There are so many films we haven’t discussed yet that touched me – great films with great moments…
For example, the high point of True Grit – if it isn’t the scene in which Mattie and Little Blackie cross the river – is the transition from LaBoeuf’s rescue of Mattie on the hilltop to the showdown between Rooster and Lucky Ned (and three of Lucky Ned’s gang) on the valley floor. Thanks to John Wayne and Henry Hathaway’s 1969 version of Charles Portis’ novel, the “Fill your hand!” scene is the stuff of classic cinema, and so how do the Coens take us to it? Not with an abrupt cut, but instead with a crane shot – the camera rising above LaBoeuf and Mattie, who turn to look down on the meadow below them much like Siskel and Ebert used to turn from their spot in the balcony to look at the theater screen on At the Movies. It’s as if the Coens are saying, “Yes, here’s the signature scene that you’ve been waiting for, and we can’t wait to sit back and watch it, too.” If LaBoeuf had suddenly procured some popcorn from inside his jacket, I wouldn’t have objected.

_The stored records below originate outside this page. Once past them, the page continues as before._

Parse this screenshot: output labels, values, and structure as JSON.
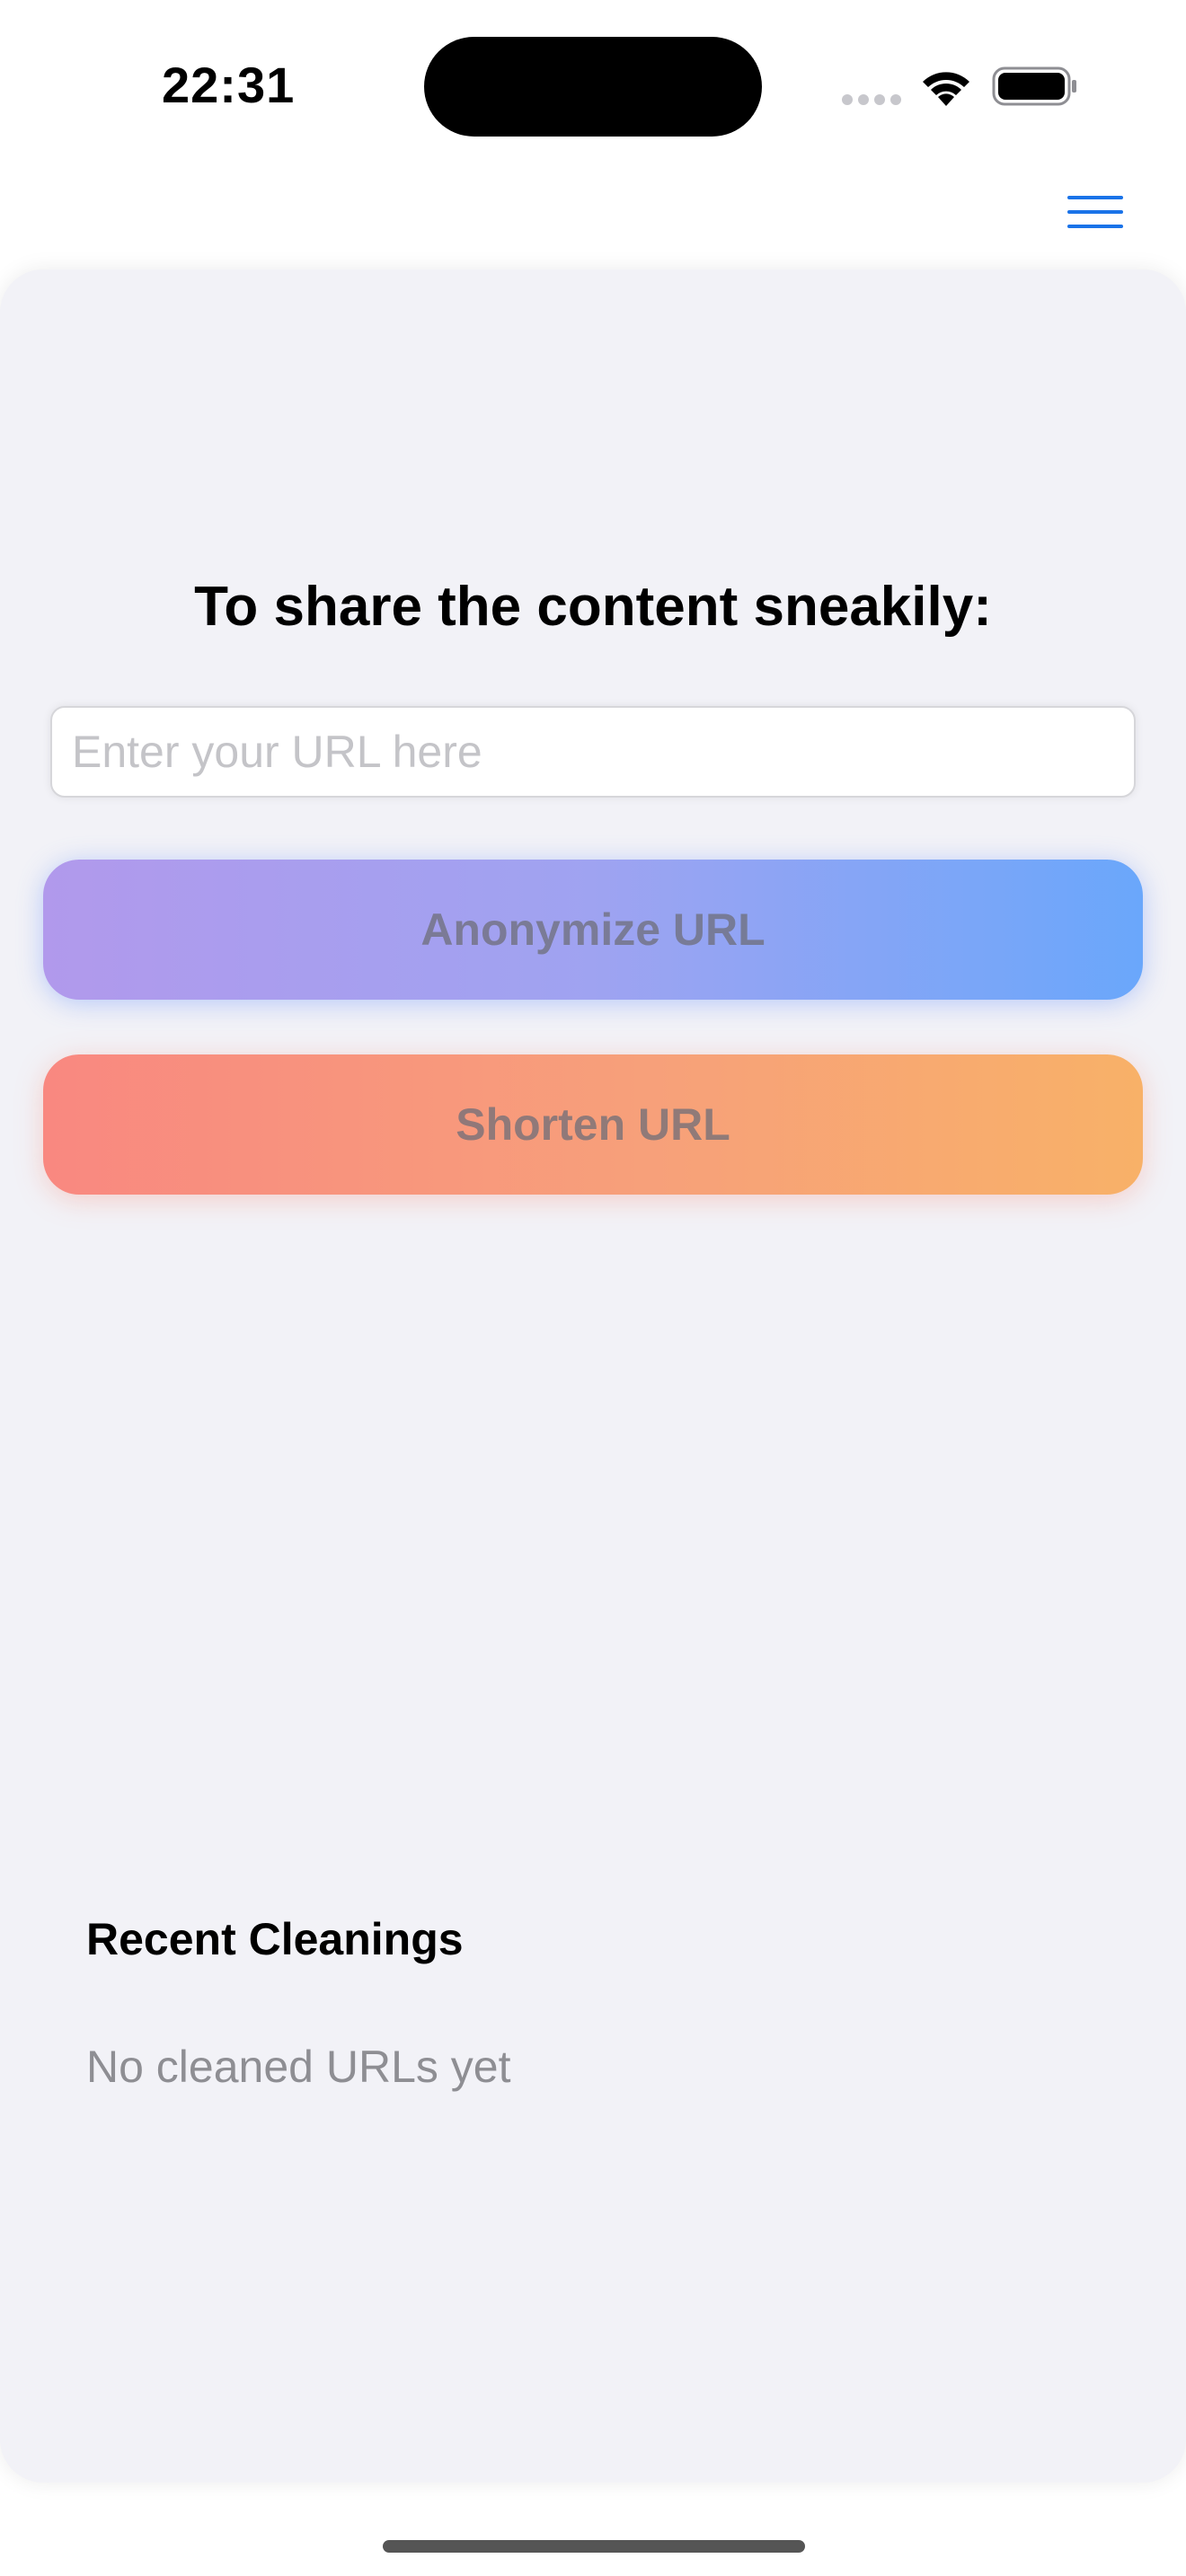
{
  "status_bar": {
    "time": "22:31"
  },
  "nav": {
    "menu_icon": "hamburger-menu-icon"
  },
  "main": {
    "heading": "To share the content sneakily:",
    "url_input": {
      "value": "",
      "placeholder": "Enter your URL here"
    },
    "anonymize_label": "Anonymize URL",
    "shorten_label": "Shorten URL"
  },
  "recent": {
    "title": "Recent Cleanings",
    "empty_message": "No cleaned URLs yet"
  },
  "colors": {
    "accent": "#1a73e8",
    "anonymize_gradient": [
      "#b199ec",
      "#6aa7fb"
    ],
    "shorten_gradient": [
      "#f98880",
      "#f8b168"
    ],
    "sheet_background": "#f2f2f7"
  }
}
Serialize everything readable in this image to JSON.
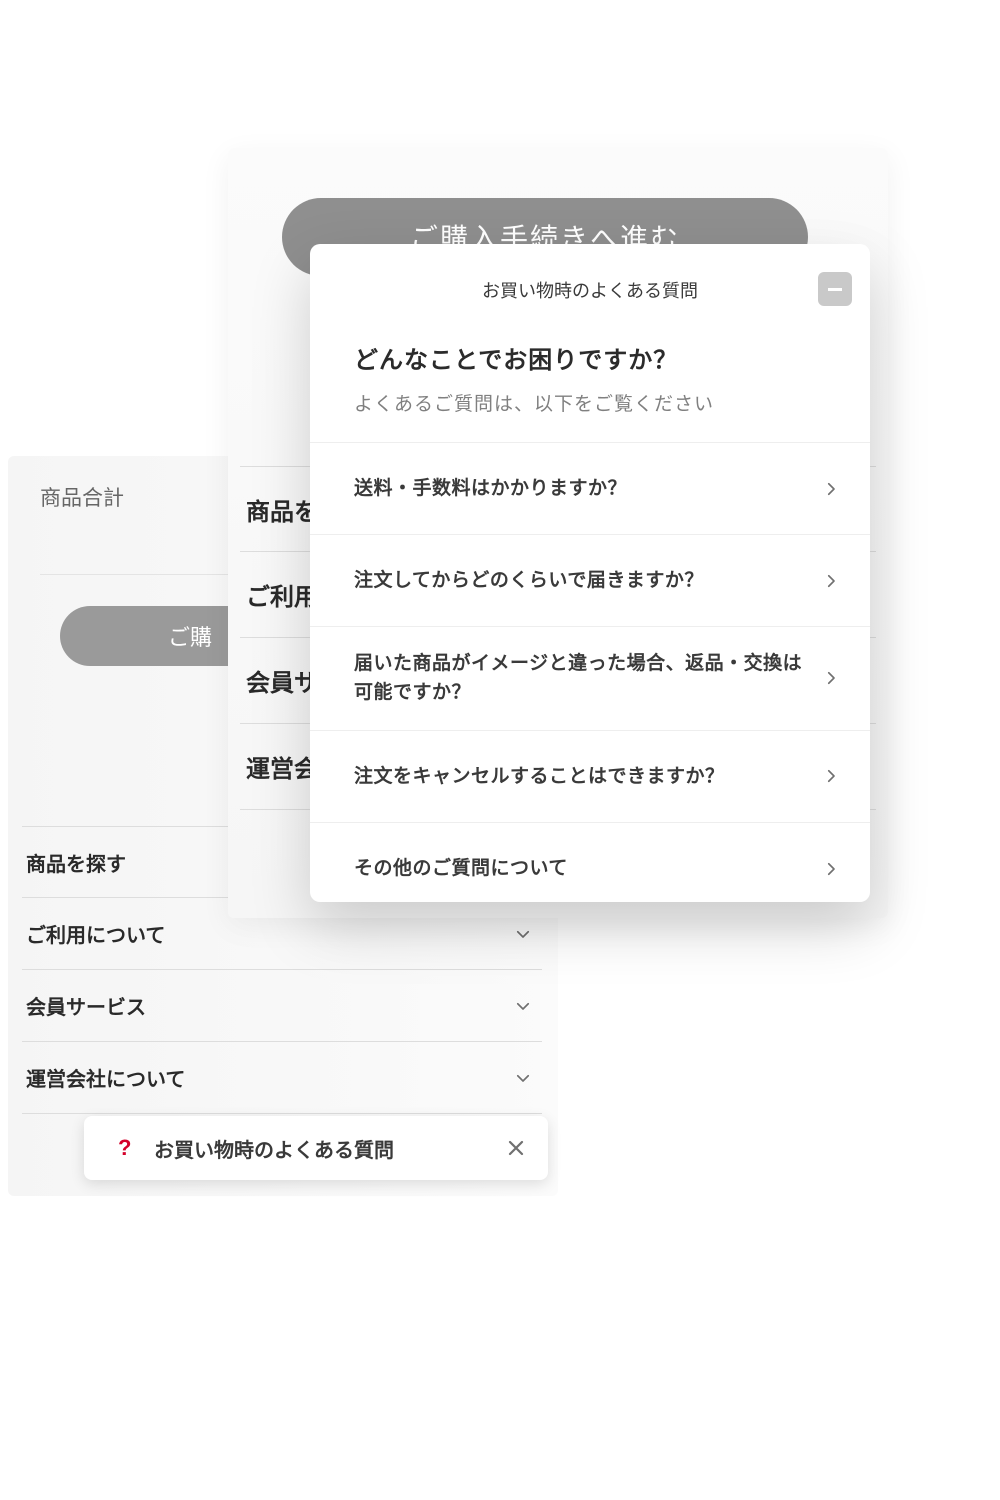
{
  "back_panel": {
    "total_label": "商品合計",
    "checkout_partial": "ご購",
    "menu": [
      "商品を探す",
      "ご利用について",
      "会員サービス",
      "運営会社について"
    ]
  },
  "mid_panel": {
    "primary_button": "ご購入手続きへ進む",
    "menu": [
      "商品を",
      "ご利用",
      "会員サ",
      "運営会"
    ]
  },
  "popup": {
    "bar_title": "お買い物時のよくある質問",
    "heading": "どんなことでお困りですか？",
    "subheading": "よくあるご質問は、以下をご覧ください",
    "questions": [
      "送料・手数料はかかりますか？",
      "注文してからどのくらいで届きますか？",
      "届いた商品がイメージと違った場合、返品・交換は可能ですか？",
      "注文をキャンセルすることはできますか？",
      "その他のご質問について"
    ]
  },
  "chip": {
    "label": "お買い物時のよくある質問"
  }
}
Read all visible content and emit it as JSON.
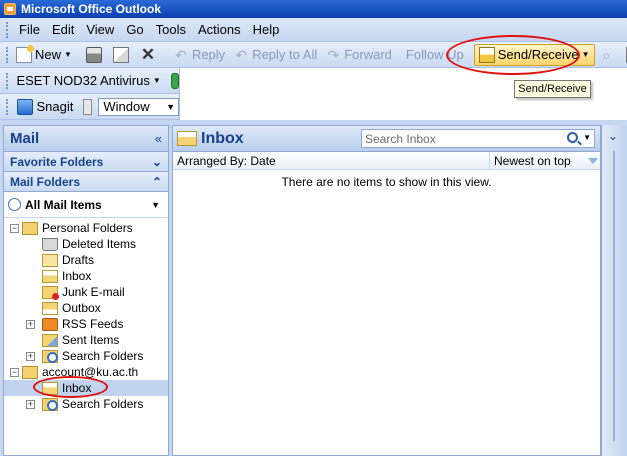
{
  "window": {
    "title": "Microsoft Office Outlook"
  },
  "menu": [
    "File",
    "Edit",
    "View",
    "Go",
    "Tools",
    "Actions",
    "Help"
  ],
  "toolbar": {
    "new_label": "New",
    "reply_label": "Reply",
    "reply_all_label": "Reply to All",
    "forward_label": "Forward",
    "follow_up_label": "Follow Up",
    "send_receive_label": "Send/Receive",
    "tooltip": "Send/Receive"
  },
  "eset_toolbar": {
    "label": "ESET NOD32 Antivirus"
  },
  "snagit_toolbar": {
    "label": "Snagit",
    "mode_value": "Window"
  },
  "navigation": {
    "title": "Mail",
    "favorite_folders": "Favorite Folders",
    "mail_folders": "Mail Folders",
    "all_mail_items": "All Mail Items",
    "personal_folders": {
      "label": "Personal Folders",
      "children": [
        "Deleted Items",
        "Drafts",
        "Inbox",
        "Junk E-mail",
        "Outbox",
        "RSS Feeds",
        "Sent Items",
        "Search Folders"
      ]
    },
    "account": {
      "label": "account@ku.ac.th",
      "children": [
        "Inbox",
        "Search Folders"
      ]
    }
  },
  "inbox": {
    "title": "Inbox",
    "search_placeholder": "Search Inbox",
    "arranged_by": "Arranged By: Date",
    "sort_order": "Newest on top",
    "empty_message": "There are no items to show in this view."
  },
  "colors": {
    "highlight_ring": "#e01010",
    "header_text": "#15428b"
  }
}
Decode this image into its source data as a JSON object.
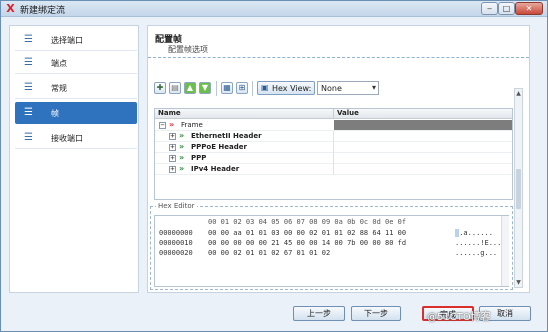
{
  "window": {
    "title": "新建绑定流",
    "app_icon_glyph": "X",
    "min_glyph": "‒",
    "max_glyph": "□",
    "close_glyph": "✕"
  },
  "sidebar": {
    "items": [
      {
        "label": "选择端口",
        "icon": "list-icon",
        "active": false
      },
      {
        "label": "端点",
        "icon": "list-icon",
        "active": false
      },
      {
        "label": "常规",
        "icon": "list-icon",
        "active": false
      },
      {
        "label": "帧",
        "icon": "list-icon",
        "active": true
      },
      {
        "label": "接收端口",
        "icon": "list-icon",
        "active": false
      }
    ]
  },
  "content": {
    "title": "配置帧",
    "subtitle": "配置帧选项"
  },
  "toolbar": {
    "hex_view_label": "Hex View:",
    "hex_select_value": "None"
  },
  "tree": {
    "col_name": "Name",
    "col_value": "Value",
    "rows": [
      {
        "label": "Frame",
        "bold": false,
        "expander": "−"
      },
      {
        "label": "EthernetII Header",
        "bold": true,
        "expander": "+"
      },
      {
        "label": "PPPoE Header",
        "bold": true,
        "expander": "+"
      },
      {
        "label": "PPP",
        "bold": true,
        "expander": "+"
      },
      {
        "label": "IPv4 Header",
        "bold": true,
        "expander": "+"
      }
    ]
  },
  "hex_editor": {
    "title": "Hex Editor",
    "columns": "00 01 02 03 04 05 06 07 08 09 0a 0b 0c 0d 0e 0f",
    "lines": [
      {
        "offset": "00000000",
        "bytes": "00 00 aa 01 01 03 00 00 02 01 01 02 88 64 11 00",
        "ascii": ".a......"
      },
      {
        "offset": "00000010",
        "bytes": "00 00 00 00 00 21 45 00 00 14 00 7b 00 00 80 fd",
        "ascii": "......!E..."
      },
      {
        "offset": "00000020",
        "bytes": "00 00 02 01 01 02 67 01 01 02",
        "ascii": "......g..."
      }
    ]
  },
  "buttons": {
    "prev": "上一步",
    "next": "下一步",
    "finish": "完成",
    "cancel": "取消"
  },
  "watermark": "@51CTO博客",
  "colors": {
    "accent": "#2f73bf",
    "finish_outline": "#d9302c",
    "frame_value_bg": "#7d7d7d",
    "tree_arrow_frame": "#d0343a",
    "tree_arrow_child": "#2e8b3a"
  }
}
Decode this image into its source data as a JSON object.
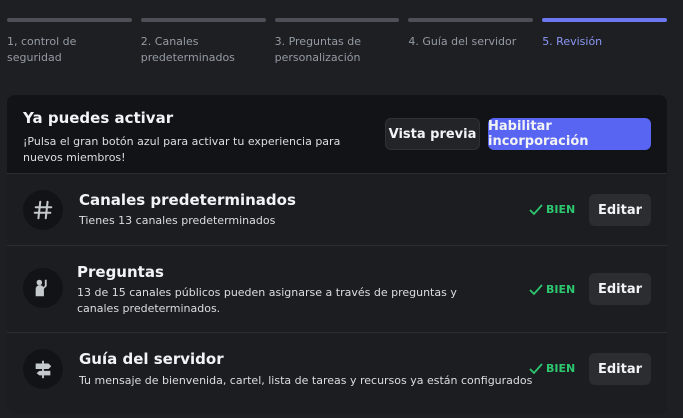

And speaking of tough guys who aren’t afraid to be outmanned, what about the scene in Winter’s Bone when that garage door lifts up and reveals John Hawkes’ Teardrop? I won’t forget that! And I also won’t forget the shot of Ree running on the elevated walkway above the livestock as she chases after Thump, or the shot of Teardrop in the side mirror of his truck, staring down the sheriff. Nor will I forget the throwback thrill of the train shootout in The Good, The Bad, The Weird or the refreshingly lighthearted sight gag in The Town when a policeman happily looks the other way. Heck, 2010’s films include sounds that I cherish: chopping in Mother, sprouting feathers in Black Swan and –in a film I’m desperate to see again because I don’t remember it as much as I’d like – nervous breathing in Fish Tank.
Those are snatches of just some of my favorite films of the year. But there were also some great moments in some mediocre or downright brutal films, and I might end up remembering those, too. All these months later, I can still picture that stunning wide shot in Ridley Scott’s Robin Hood as Robin and his (merry?) men ride their horses to meet the enemy on the coast. (So what if they happily give away the high ground after that? What military commander has ever wanted the high ground?) I can also picture the way Amanda Seyfried and Channing Tatum are always leaning up against one another or playfully wrestling Dear John, an effortless portrait of young, budding love, when simple touch is exhilarating. And I’m still stunned by the power of the finale of The Last Airbender, when Aang finally harnesses his power and M. Night Shayamalan finally avoids triggering my gag reflex for the first time since The Village. (Because, yeah, I like The Village.)
Look at all those moments! And I haven’t discussed 127 Hours, which is the only 2010 film I’ve seen three times. So, sure, despite all the films that “got away,” and despite my gloomy first post, there are still quite a few memories worth pasting into my cinematic scrapbook. So many memories, in fact, that right now I feel like I’m hogging the paste. Who’s next?
THE SLIFR TREE HOUSE #1: INTRODUCTIONS
THE SLIFR MOVIE TREE HOUSE #2: IS THERE ANYTHING GOOD PLAYING THIS WEEKEND?
THE SLIFR TREE HOUSE #3: A BLUE VALENTINE TO THE PERSONAL
THE SLIFR MOVIE TREE HOUSE #4: THE BELLAMY AWARDS AND DIFFERENT WAYS OF LOOKING AT MOVIES
THE SLIFR MOVIE TREE HOUSE #5: SO MUCH TO SEE, SO LITTLE TIME
THE SLIFR MOVIE TREE HOUSE #6: HUMAN SEXUALITY AND ANNETTE'S EYEWEAR